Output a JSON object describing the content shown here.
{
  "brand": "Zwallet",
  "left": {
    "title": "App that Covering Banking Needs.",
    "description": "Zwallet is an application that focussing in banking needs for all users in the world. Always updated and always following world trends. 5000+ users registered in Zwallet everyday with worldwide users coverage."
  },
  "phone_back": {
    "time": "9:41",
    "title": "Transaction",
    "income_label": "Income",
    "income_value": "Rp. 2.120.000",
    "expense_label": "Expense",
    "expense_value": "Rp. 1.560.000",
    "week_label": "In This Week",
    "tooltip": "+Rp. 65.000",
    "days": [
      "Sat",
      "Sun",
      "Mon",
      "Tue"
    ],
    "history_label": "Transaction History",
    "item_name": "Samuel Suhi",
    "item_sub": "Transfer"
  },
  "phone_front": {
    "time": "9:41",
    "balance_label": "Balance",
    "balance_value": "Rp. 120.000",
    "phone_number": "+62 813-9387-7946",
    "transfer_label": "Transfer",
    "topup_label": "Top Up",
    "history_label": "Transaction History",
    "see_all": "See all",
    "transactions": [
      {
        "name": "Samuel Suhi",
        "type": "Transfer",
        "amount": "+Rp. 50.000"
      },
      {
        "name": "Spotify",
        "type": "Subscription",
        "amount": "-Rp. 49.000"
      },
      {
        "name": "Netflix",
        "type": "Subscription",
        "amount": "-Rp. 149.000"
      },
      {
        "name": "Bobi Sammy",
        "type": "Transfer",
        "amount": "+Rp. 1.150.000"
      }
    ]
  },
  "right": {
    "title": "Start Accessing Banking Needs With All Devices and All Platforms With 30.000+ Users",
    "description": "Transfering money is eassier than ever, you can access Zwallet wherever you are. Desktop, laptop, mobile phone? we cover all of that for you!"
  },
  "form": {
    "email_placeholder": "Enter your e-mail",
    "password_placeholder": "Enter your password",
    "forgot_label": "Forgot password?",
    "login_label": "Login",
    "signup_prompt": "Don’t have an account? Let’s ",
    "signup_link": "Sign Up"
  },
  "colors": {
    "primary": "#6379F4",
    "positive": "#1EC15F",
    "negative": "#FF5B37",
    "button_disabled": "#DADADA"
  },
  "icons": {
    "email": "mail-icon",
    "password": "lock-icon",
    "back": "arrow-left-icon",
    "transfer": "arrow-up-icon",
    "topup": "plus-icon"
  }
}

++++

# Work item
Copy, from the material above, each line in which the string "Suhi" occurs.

# Written solution
    "item_name": "Samuel Suhi",
        "name": "Samuel Suhi",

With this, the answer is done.